Goal of the exercise
Go through the data and count each line that has the string "plain". Give that count alone.

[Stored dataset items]
- - -
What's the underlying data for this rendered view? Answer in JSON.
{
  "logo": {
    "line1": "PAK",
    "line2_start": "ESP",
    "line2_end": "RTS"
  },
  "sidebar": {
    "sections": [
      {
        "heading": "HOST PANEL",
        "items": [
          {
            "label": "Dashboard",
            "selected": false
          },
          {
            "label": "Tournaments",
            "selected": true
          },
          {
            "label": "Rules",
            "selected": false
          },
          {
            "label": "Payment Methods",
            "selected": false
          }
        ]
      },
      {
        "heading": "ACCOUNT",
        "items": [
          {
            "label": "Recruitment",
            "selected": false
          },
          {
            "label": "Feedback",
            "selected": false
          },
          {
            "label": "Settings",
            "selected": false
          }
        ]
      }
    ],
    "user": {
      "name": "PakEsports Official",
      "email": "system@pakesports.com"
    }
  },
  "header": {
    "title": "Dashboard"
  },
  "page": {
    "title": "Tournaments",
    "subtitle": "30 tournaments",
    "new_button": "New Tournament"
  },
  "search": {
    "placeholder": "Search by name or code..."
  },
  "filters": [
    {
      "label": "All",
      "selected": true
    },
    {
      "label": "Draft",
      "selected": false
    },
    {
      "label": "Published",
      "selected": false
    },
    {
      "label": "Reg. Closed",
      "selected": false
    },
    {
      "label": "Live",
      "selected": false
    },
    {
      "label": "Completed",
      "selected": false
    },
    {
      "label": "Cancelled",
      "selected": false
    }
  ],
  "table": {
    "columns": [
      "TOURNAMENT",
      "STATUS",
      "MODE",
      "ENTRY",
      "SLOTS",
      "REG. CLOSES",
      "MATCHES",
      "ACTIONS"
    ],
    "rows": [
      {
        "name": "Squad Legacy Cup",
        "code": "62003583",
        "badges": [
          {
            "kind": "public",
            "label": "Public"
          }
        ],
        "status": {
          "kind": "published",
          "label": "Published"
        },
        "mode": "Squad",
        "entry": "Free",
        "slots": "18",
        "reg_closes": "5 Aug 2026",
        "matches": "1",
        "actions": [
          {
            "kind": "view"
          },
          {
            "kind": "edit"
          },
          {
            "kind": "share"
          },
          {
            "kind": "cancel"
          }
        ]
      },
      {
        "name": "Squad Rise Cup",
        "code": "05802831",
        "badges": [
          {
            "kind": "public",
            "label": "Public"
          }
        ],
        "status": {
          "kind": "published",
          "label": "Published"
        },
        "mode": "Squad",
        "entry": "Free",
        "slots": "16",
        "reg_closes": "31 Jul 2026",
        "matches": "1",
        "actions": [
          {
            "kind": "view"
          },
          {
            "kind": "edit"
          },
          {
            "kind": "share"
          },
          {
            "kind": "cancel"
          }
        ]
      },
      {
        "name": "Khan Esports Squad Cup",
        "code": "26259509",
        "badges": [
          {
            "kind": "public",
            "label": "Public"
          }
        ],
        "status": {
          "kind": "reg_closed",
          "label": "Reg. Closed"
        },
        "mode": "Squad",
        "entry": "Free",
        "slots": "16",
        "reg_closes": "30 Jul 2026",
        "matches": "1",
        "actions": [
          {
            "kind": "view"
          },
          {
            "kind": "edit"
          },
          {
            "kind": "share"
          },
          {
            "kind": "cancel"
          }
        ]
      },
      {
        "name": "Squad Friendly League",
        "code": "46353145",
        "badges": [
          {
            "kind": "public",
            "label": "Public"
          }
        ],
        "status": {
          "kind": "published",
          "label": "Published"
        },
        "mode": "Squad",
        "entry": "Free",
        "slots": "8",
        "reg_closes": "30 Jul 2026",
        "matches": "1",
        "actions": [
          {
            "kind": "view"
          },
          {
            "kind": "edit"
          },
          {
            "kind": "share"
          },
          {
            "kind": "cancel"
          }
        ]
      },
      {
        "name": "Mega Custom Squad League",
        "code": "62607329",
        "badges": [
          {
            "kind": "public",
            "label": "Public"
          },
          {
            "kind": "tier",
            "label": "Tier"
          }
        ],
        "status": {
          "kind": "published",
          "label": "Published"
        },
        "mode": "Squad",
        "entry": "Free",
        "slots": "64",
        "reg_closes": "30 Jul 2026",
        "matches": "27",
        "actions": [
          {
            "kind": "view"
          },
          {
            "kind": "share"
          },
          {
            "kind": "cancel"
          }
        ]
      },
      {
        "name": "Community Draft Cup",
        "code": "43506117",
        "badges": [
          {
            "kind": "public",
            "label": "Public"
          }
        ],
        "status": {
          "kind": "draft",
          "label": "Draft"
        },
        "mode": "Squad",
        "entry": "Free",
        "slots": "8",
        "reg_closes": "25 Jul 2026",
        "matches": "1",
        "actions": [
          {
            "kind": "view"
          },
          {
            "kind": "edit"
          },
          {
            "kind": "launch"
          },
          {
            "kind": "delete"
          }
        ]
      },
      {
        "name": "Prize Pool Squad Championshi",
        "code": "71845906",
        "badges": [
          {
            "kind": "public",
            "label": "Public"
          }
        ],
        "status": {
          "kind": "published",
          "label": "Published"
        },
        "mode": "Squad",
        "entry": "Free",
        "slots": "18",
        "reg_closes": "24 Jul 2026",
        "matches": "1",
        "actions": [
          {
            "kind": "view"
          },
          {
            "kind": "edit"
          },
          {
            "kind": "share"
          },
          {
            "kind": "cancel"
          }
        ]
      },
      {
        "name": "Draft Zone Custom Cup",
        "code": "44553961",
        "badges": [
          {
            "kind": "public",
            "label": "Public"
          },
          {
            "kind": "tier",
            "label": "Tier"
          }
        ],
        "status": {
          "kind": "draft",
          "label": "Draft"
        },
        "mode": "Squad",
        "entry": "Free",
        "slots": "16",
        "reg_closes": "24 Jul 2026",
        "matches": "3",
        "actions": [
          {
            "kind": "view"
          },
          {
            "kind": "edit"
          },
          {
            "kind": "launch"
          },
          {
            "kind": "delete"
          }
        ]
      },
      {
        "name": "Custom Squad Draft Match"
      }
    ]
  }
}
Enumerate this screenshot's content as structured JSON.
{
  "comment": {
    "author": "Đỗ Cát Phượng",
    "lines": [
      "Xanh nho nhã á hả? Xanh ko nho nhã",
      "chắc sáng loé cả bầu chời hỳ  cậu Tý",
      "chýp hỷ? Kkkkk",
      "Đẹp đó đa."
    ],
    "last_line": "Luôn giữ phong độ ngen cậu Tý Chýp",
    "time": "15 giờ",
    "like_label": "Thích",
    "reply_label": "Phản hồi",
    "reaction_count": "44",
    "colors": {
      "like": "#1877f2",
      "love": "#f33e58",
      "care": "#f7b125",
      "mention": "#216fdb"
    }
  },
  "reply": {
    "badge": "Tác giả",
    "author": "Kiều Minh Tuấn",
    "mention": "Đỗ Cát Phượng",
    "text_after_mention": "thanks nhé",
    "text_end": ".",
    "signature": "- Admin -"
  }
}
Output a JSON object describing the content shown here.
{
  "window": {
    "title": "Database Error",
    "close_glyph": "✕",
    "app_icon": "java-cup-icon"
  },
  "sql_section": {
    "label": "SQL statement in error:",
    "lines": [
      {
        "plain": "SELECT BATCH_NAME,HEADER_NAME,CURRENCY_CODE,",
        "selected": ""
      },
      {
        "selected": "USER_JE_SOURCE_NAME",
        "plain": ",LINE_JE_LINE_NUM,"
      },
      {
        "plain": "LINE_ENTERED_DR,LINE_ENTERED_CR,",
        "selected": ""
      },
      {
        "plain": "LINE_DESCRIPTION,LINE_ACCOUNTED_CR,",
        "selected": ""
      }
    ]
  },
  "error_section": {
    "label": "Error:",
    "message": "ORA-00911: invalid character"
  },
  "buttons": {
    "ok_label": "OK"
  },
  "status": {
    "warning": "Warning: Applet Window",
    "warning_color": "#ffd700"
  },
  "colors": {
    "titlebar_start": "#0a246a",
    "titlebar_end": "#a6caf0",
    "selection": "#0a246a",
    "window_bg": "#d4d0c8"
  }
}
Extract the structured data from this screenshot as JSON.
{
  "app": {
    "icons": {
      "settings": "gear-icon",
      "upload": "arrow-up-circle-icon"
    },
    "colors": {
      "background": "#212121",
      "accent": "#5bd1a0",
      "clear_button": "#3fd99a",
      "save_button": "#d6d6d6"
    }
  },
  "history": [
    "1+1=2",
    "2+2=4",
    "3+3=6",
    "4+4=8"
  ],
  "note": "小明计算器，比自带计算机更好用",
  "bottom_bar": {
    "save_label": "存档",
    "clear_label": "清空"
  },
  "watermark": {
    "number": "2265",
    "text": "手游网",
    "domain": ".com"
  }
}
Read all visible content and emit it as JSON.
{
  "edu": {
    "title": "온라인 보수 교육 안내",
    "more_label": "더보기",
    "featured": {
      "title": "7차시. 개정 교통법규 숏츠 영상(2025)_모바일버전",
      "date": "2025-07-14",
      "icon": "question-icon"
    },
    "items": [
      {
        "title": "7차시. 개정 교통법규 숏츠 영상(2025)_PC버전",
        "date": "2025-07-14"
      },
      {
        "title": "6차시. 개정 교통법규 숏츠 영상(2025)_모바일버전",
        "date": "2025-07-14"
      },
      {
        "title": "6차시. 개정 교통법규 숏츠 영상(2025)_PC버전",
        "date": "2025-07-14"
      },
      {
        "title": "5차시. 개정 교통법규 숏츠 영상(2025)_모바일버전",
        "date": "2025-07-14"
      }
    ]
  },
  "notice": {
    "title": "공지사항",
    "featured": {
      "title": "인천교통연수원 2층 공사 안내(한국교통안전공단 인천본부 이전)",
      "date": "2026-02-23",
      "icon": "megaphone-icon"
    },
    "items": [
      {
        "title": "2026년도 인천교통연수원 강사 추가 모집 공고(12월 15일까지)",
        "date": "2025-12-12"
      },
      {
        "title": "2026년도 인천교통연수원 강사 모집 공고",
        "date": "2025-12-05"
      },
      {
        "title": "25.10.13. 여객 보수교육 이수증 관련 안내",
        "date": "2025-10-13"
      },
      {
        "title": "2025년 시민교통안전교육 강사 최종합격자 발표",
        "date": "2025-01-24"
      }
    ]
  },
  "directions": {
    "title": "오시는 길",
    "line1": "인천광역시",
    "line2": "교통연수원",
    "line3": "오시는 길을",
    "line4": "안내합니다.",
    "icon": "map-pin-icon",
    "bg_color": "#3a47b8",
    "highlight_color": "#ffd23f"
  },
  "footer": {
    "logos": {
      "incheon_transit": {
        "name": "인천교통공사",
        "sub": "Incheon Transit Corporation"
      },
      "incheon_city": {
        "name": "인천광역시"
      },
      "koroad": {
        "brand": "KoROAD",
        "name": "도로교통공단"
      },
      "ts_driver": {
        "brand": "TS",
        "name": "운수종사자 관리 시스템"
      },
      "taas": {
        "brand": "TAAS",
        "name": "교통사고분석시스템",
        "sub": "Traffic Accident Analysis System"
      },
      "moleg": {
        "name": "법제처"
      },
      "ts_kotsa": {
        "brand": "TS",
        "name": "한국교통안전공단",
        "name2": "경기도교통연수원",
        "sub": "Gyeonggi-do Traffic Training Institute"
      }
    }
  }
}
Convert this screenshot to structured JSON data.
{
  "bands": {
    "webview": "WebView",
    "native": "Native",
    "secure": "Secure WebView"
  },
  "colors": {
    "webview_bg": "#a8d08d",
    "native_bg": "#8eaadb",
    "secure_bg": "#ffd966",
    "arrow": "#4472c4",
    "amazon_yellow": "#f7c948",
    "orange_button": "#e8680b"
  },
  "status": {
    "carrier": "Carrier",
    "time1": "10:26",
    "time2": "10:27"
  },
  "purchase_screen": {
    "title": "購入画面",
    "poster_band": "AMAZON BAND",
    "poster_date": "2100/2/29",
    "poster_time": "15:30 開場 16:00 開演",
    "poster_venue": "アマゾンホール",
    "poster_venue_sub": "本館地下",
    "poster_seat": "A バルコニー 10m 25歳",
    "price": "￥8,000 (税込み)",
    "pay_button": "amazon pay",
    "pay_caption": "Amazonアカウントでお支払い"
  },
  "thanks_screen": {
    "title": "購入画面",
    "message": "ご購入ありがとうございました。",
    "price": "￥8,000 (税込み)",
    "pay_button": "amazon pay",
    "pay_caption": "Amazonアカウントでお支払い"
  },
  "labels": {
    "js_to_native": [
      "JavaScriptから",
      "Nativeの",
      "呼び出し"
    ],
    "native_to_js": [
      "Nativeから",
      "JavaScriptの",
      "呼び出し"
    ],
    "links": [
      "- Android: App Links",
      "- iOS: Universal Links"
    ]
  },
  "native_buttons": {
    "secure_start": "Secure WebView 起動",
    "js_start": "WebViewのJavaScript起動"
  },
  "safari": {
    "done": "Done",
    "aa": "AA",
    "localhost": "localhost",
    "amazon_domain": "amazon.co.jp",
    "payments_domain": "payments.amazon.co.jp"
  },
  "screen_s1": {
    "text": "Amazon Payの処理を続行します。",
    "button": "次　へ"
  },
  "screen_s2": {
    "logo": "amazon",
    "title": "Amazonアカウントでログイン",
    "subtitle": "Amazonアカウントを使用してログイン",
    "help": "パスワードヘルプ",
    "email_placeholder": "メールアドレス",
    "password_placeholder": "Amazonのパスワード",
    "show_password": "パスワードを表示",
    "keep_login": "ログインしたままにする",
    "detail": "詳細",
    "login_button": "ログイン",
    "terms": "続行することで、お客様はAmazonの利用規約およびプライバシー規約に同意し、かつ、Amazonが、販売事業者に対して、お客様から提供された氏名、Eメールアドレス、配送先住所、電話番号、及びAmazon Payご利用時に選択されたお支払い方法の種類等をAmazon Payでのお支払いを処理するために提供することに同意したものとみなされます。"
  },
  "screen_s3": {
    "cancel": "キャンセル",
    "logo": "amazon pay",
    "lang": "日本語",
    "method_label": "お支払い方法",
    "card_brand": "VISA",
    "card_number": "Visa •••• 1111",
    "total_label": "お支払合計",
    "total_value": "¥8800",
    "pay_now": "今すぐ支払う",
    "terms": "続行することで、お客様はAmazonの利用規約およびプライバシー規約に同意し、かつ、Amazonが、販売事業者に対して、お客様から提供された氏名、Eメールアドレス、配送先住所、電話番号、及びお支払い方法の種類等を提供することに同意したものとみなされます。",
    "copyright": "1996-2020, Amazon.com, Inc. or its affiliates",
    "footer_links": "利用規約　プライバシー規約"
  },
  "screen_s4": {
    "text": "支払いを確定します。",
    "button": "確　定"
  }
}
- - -
Task answer
4